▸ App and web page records
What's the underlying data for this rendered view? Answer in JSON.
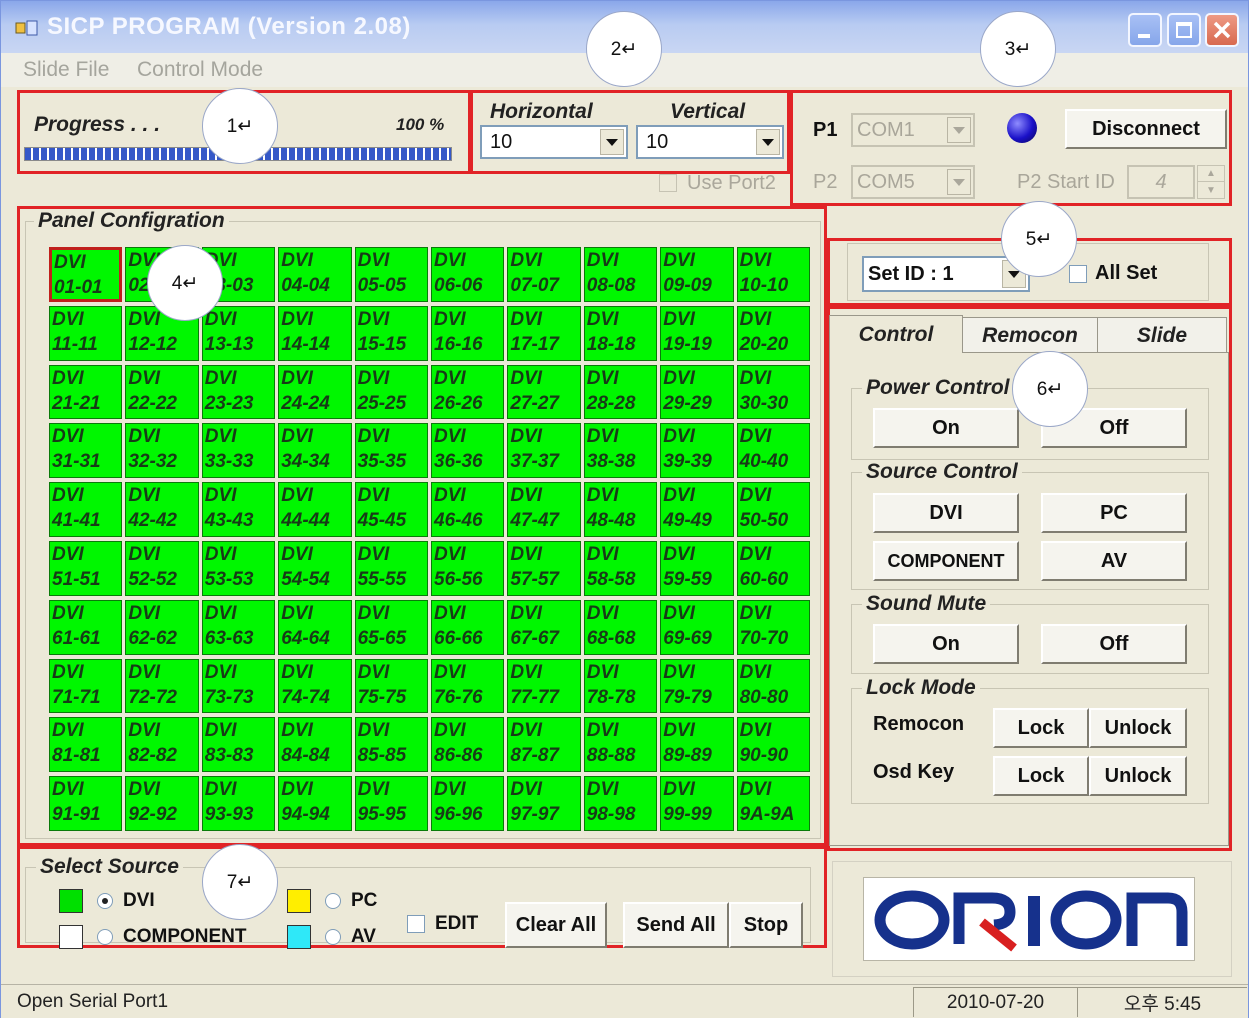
{
  "window": {
    "title": "SICP PROGRAM (Version 2.08)"
  },
  "menu": [
    "Slide File",
    "Control Mode"
  ],
  "progress": {
    "label": "Progress . . .",
    "percent_text": "100 %",
    "value": 1.0
  },
  "grid_size": {
    "horizontal_label": "Horizontal",
    "vertical_label": "Vertical",
    "horizontal_value": "10",
    "vertical_value": "10",
    "use_port2_label": "Use Port2"
  },
  "ports": {
    "p1_label": "P1",
    "p1_value": "COM1",
    "p2_label": "P2",
    "p2_value": "COM5",
    "disconnect_label": "Disconnect",
    "p2_start_label": "P2 Start ID",
    "p2_start_value": "4",
    "led_color": "#1a10c8"
  },
  "panel": {
    "title": "Panel Configration",
    "cells": [
      [
        "DVI",
        "01-01"
      ],
      [
        "DVI",
        "02-02"
      ],
      [
        "DVI",
        "03-03"
      ],
      [
        "DVI",
        "04-04"
      ],
      [
        "DVI",
        "05-05"
      ],
      [
        "DVI",
        "06-06"
      ],
      [
        "DVI",
        "07-07"
      ],
      [
        "DVI",
        "08-08"
      ],
      [
        "DVI",
        "09-09"
      ],
      [
        "DVI",
        "10-10"
      ],
      [
        "DVI",
        "11-11"
      ],
      [
        "DVI",
        "12-12"
      ],
      [
        "DVI",
        "13-13"
      ],
      [
        "DVI",
        "14-14"
      ],
      [
        "DVI",
        "15-15"
      ],
      [
        "DVI",
        "16-16"
      ],
      [
        "DVI",
        "17-17"
      ],
      [
        "DVI",
        "18-18"
      ],
      [
        "DVI",
        "19-19"
      ],
      [
        "DVI",
        "20-20"
      ],
      [
        "DVI",
        "21-21"
      ],
      [
        "DVI",
        "22-22"
      ],
      [
        "DVI",
        "23-23"
      ],
      [
        "DVI",
        "24-24"
      ],
      [
        "DVI",
        "25-25"
      ],
      [
        "DVI",
        "26-26"
      ],
      [
        "DVI",
        "27-27"
      ],
      [
        "DVI",
        "28-28"
      ],
      [
        "DVI",
        "29-29"
      ],
      [
        "DVI",
        "30-30"
      ],
      [
        "DVI",
        "31-31"
      ],
      [
        "DVI",
        "32-32"
      ],
      [
        "DVI",
        "33-33"
      ],
      [
        "DVI",
        "34-34"
      ],
      [
        "DVI",
        "35-35"
      ],
      [
        "DVI",
        "36-36"
      ],
      [
        "DVI",
        "37-37"
      ],
      [
        "DVI",
        "38-38"
      ],
      [
        "DVI",
        "39-39"
      ],
      [
        "DVI",
        "40-40"
      ],
      [
        "DVI",
        "41-41"
      ],
      [
        "DVI",
        "42-42"
      ],
      [
        "DVI",
        "43-43"
      ],
      [
        "DVI",
        "44-44"
      ],
      [
        "DVI",
        "45-45"
      ],
      [
        "DVI",
        "46-46"
      ],
      [
        "DVI",
        "47-47"
      ],
      [
        "DVI",
        "48-48"
      ],
      [
        "DVI",
        "49-49"
      ],
      [
        "DVI",
        "50-50"
      ],
      [
        "DVI",
        "51-51"
      ],
      [
        "DVI",
        "52-52"
      ],
      [
        "DVI",
        "53-53"
      ],
      [
        "DVI",
        "54-54"
      ],
      [
        "DVI",
        "55-55"
      ],
      [
        "DVI",
        "56-56"
      ],
      [
        "DVI",
        "57-57"
      ],
      [
        "DVI",
        "58-58"
      ],
      [
        "DVI",
        "59-59"
      ],
      [
        "DVI",
        "60-60"
      ],
      [
        "DVI",
        "61-61"
      ],
      [
        "DVI",
        "62-62"
      ],
      [
        "DVI",
        "63-63"
      ],
      [
        "DVI",
        "64-64"
      ],
      [
        "DVI",
        "65-65"
      ],
      [
        "DVI",
        "66-66"
      ],
      [
        "DVI",
        "67-67"
      ],
      [
        "DVI",
        "68-68"
      ],
      [
        "DVI",
        "69-69"
      ],
      [
        "DVI",
        "70-70"
      ],
      [
        "DVI",
        "71-71"
      ],
      [
        "DVI",
        "72-72"
      ],
      [
        "DVI",
        "73-73"
      ],
      [
        "DVI",
        "74-74"
      ],
      [
        "DVI",
        "75-75"
      ],
      [
        "DVI",
        "76-76"
      ],
      [
        "DVI",
        "77-77"
      ],
      [
        "DVI",
        "78-78"
      ],
      [
        "DVI",
        "79-79"
      ],
      [
        "DVI",
        "80-80"
      ],
      [
        "DVI",
        "81-81"
      ],
      [
        "DVI",
        "82-82"
      ],
      [
        "DVI",
        "83-83"
      ],
      [
        "DVI",
        "84-84"
      ],
      [
        "DVI",
        "85-85"
      ],
      [
        "DVI",
        "86-86"
      ],
      [
        "DVI",
        "87-87"
      ],
      [
        "DVI",
        "88-88"
      ],
      [
        "DVI",
        "89-89"
      ],
      [
        "DVI",
        "90-90"
      ],
      [
        "DVI",
        "91-91"
      ],
      [
        "DVI",
        "92-92"
      ],
      [
        "DVI",
        "93-93"
      ],
      [
        "DVI",
        "94-94"
      ],
      [
        "DVI",
        "95-95"
      ],
      [
        "DVI",
        "96-96"
      ],
      [
        "DVI",
        "97-97"
      ],
      [
        "DVI",
        "98-98"
      ],
      [
        "DVI",
        "99-99"
      ],
      [
        "DVI",
        "9A-9A"
      ]
    ],
    "cell_color": "#00f700",
    "selected_border": "#c0201c"
  },
  "setid": {
    "value": "Set ID : 1",
    "all_set_label": "All Set"
  },
  "tabs": [
    "Control",
    "Remocon",
    "Slide"
  ],
  "control": {
    "power": {
      "title": "Power Control",
      "on": "On",
      "off": "Off"
    },
    "source": {
      "title": "Source Control",
      "dvi": "DVI",
      "pc": "PC",
      "component": "COMPONENT",
      "av": "AV"
    },
    "mute": {
      "title": "Sound Mute",
      "on": "On",
      "off": "Off"
    },
    "lock": {
      "title": "Lock Mode",
      "remocon_label": "Remocon",
      "osd_label": "Osd Key",
      "lock": "Lock",
      "unlock": "Unlock"
    }
  },
  "select_source": {
    "title": "Select Source",
    "dvi": "DVI",
    "component": "COMPONENT",
    "pc": "PC",
    "av": "AV",
    "edit": "EDIT",
    "clear_all": "Clear All",
    "send_all": "Send All",
    "stop": "Stop",
    "colors": {
      "dvi": "#00e000",
      "component": "#ffffff",
      "pc": "#ffee00",
      "av": "#2fe8f8"
    }
  },
  "logo_text": "ORION",
  "callouts": [
    "1↵",
    "2↵",
    "3↵",
    "4↵",
    "5↵",
    "6↵",
    "7↵"
  ],
  "status": {
    "message": "Open Serial Port1",
    "date": "2010-07-20",
    "time": "오후 5:45"
  }
}
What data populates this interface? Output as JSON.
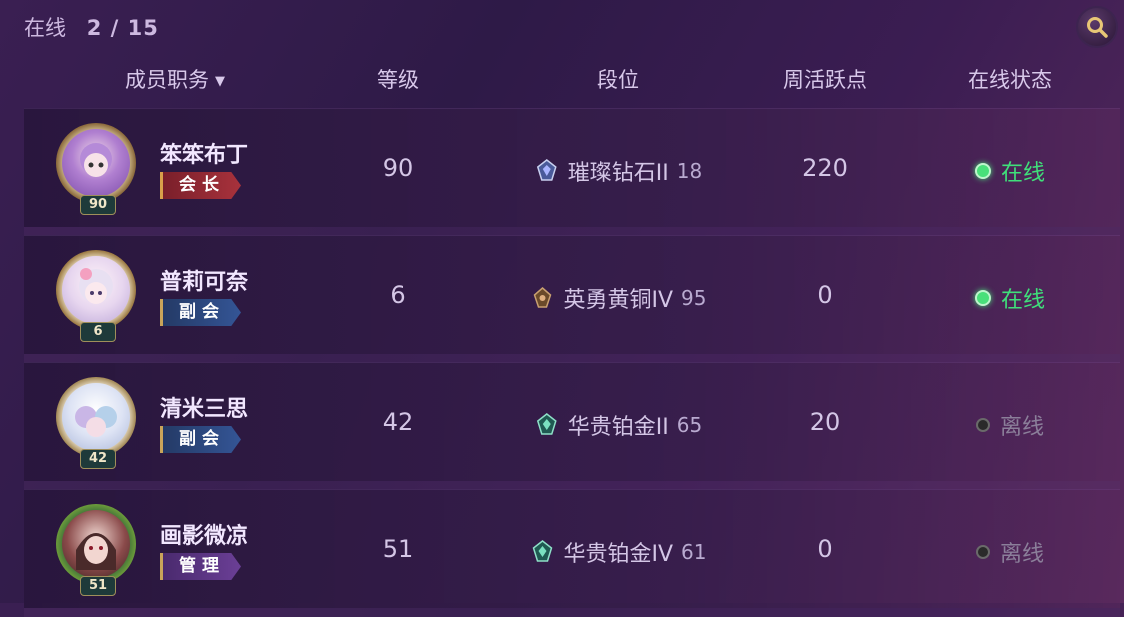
{
  "topbar": {
    "label": "在线",
    "count": "2 / 15"
  },
  "header": {
    "role": "成员职务",
    "level": "等级",
    "rank": "段位",
    "active": "周活跃点",
    "status": "在线状态"
  },
  "members": [
    {
      "name": "笨笨布丁",
      "avatar_level": "90",
      "role": "会长",
      "level": "90",
      "rank_name": "璀璨钻石II",
      "rank_points": "18",
      "active": "220",
      "status": "在线",
      "online": true
    },
    {
      "name": "普莉可奈",
      "avatar_level": "6",
      "role": "副会",
      "level": "6",
      "rank_name": "英勇黄铜IV",
      "rank_points": "95",
      "active": "0",
      "status": "在线",
      "online": true
    },
    {
      "name": "清米三思",
      "avatar_level": "42",
      "role": "副会",
      "level": "42",
      "rank_name": "华贵铂金II",
      "rank_points": "65",
      "active": "20",
      "status": "离线",
      "online": false
    },
    {
      "name": "画影微凉",
      "avatar_level": "51",
      "role": "管理",
      "level": "51",
      "rank_name": "华贵铂金IV",
      "rank_points": "61",
      "active": "0",
      "status": "离线",
      "online": false
    }
  ],
  "colors": {
    "online": "#3fe07a",
    "offline": "#8b7f9a",
    "leader": "#a8323c",
    "vice": "#345596",
    "admin": "#6b3f96"
  }
}
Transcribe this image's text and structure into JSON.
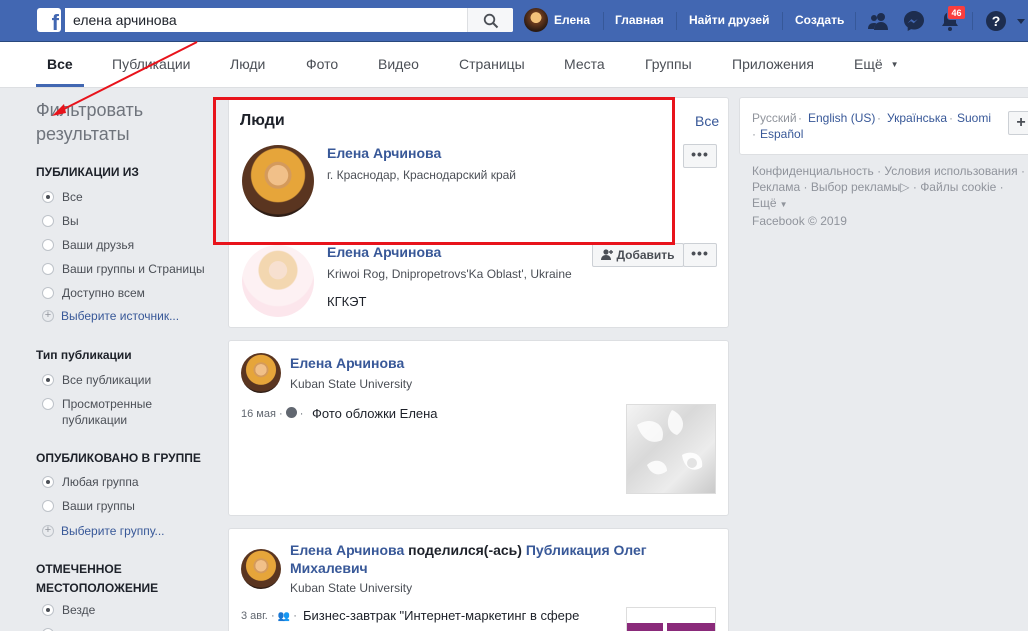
{
  "topbar": {
    "search_value": "елена арчинова",
    "user_name": "Елена",
    "nav_home": "Главная",
    "nav_find_friends": "Найти друзей",
    "nav_create": "Создать",
    "notifications_count": "46"
  },
  "tabs": [
    "Все",
    "Публикации",
    "Люди",
    "Фото",
    "Видео",
    "Страницы",
    "Места",
    "Группы",
    "Приложения",
    "Ещё"
  ],
  "filters": {
    "title": "Фильтровать результаты",
    "posts_from": {
      "heading": "ПУБЛИКАЦИИ ИЗ",
      "options": [
        "Все",
        "Вы",
        "Ваши друзья",
        "Ваши группы и Страницы",
        "Доступно всем"
      ],
      "selected": 0,
      "choose_link": "Выберите источник..."
    },
    "post_type": {
      "heading": "Тип публикации",
      "options": [
        "Все публикации",
        "Просмотренные публикации"
      ],
      "selected": 0
    },
    "posted_in_group": {
      "heading": "ОПУБЛИКОВАНО В ГРУППЕ",
      "options": [
        "Любая группа",
        "Ваши группы"
      ],
      "selected": 0,
      "choose_link": "Выберите группу..."
    },
    "tagged_location": {
      "heading": "ОТМЕЧЕННОЕ МЕСТОПОЛОЖЕНИЕ",
      "options": [
        "Везде"
      ],
      "selected": 0
    }
  },
  "people_card": {
    "heading": "Люди",
    "see_all": "Все",
    "people": [
      {
        "name": "Елена Арчинова",
        "location": "г. Краснодар, Краснодарский край"
      },
      {
        "name": "Елена Арчинова",
        "location": "Kriwoi Rog, Dnipropetrovs'Ka Oblast', Ukraine",
        "extra": "КГКЭТ",
        "add_label": "Добавить"
      }
    ]
  },
  "post1": {
    "author": "Елена Арчинова",
    "subtitle": "Kuban State University",
    "date": "16 мая",
    "text": "Фото обложки Елена"
  },
  "post2": {
    "author": "Елена Арчинова",
    "shared": "поделился(-ась)",
    "target": "Публикация Олег Михалевич",
    "subtitle": "Kuban State University",
    "date": "3 авг.",
    "text": "Бизнес-завтрак \"Интернет-маркетинг в сфере"
  },
  "languages": {
    "items": [
      "Русский",
      "English (US)",
      "Українська",
      "Suomi",
      "Español"
    ],
    "current": "Русский"
  },
  "footer": {
    "links": [
      "Конфиденциальность",
      "Условия использования",
      "Реклама",
      "Выбор рекламы",
      "Файлы cookie",
      "Ещё"
    ],
    "copyright": "Facebook © 2019"
  },
  "colors": {
    "brand": "#4267b2",
    "link": "#385898",
    "annotation": "#e8131b",
    "badge": "#fa3e3e"
  }
}
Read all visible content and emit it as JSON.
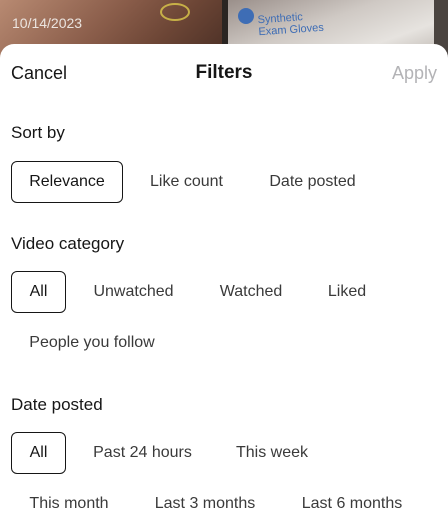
{
  "background": {
    "thumb_1_date": "10/14/2023",
    "thumb_2_label_line1": "Synthetic",
    "thumb_2_label_line2": "Exam Gloves"
  },
  "header": {
    "cancel_label": "Cancel",
    "title": "Filters",
    "apply_label": "Apply"
  },
  "sections": {
    "sort_by": {
      "title": "Sort by",
      "options": [
        "Relevance",
        "Like count",
        "Date posted"
      ],
      "selected": "Relevance"
    },
    "video_category": {
      "title": "Video category",
      "options": [
        "All",
        "Unwatched",
        "Watched",
        "Liked",
        "People you follow"
      ],
      "selected": "All"
    },
    "date_posted": {
      "title": "Date posted",
      "options": [
        "All",
        "Past 24 hours",
        "This week",
        "This month",
        "Last 3 months",
        "Last 6 months"
      ],
      "selected": "All"
    }
  },
  "colors": {
    "text": "#161616",
    "disabled": "#b3b3b6",
    "sheet": "#ffffff"
  }
}
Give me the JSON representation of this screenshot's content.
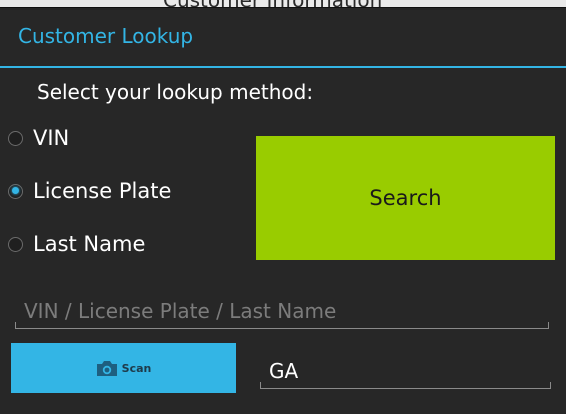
{
  "background": {
    "header_text": "Customer Information"
  },
  "dialog": {
    "title": "Customer Lookup",
    "prompt": "Select your lookup method:",
    "lookup_methods": [
      {
        "label": "VIN",
        "checked": false
      },
      {
        "label": "License Plate",
        "checked": true
      },
      {
        "label": "Last Name",
        "checked": false
      }
    ],
    "search_label": "Search",
    "query_field": {
      "value": "",
      "placeholder": "VIN / License Plate / Last Name"
    },
    "scan": {
      "label": "Scan",
      "icon": "camera-icon"
    },
    "state_field": {
      "value": "GA"
    }
  },
  "colors": {
    "accent": "#33b5e5",
    "search_button": "#99cc00",
    "dialog_bg": "#272727"
  }
}
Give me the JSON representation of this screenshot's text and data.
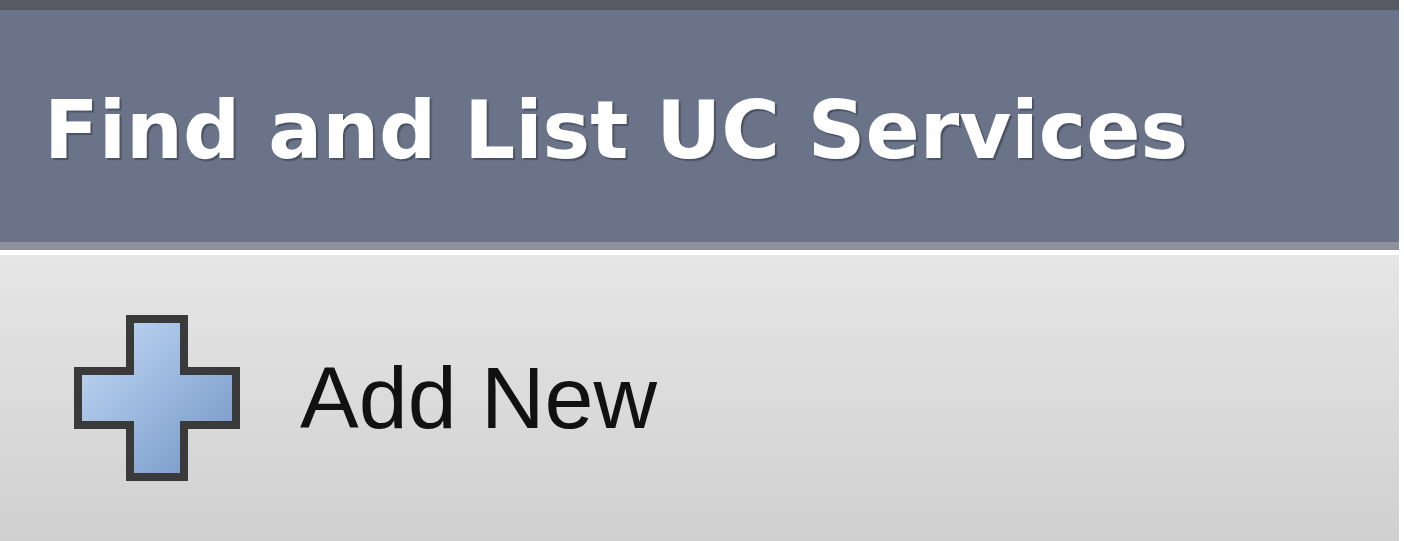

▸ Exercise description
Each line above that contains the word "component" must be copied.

▸ Answer to the exercise
      "component": "COMPONENT",
    "component": "COMPONENT",
      "component": "#ffffff",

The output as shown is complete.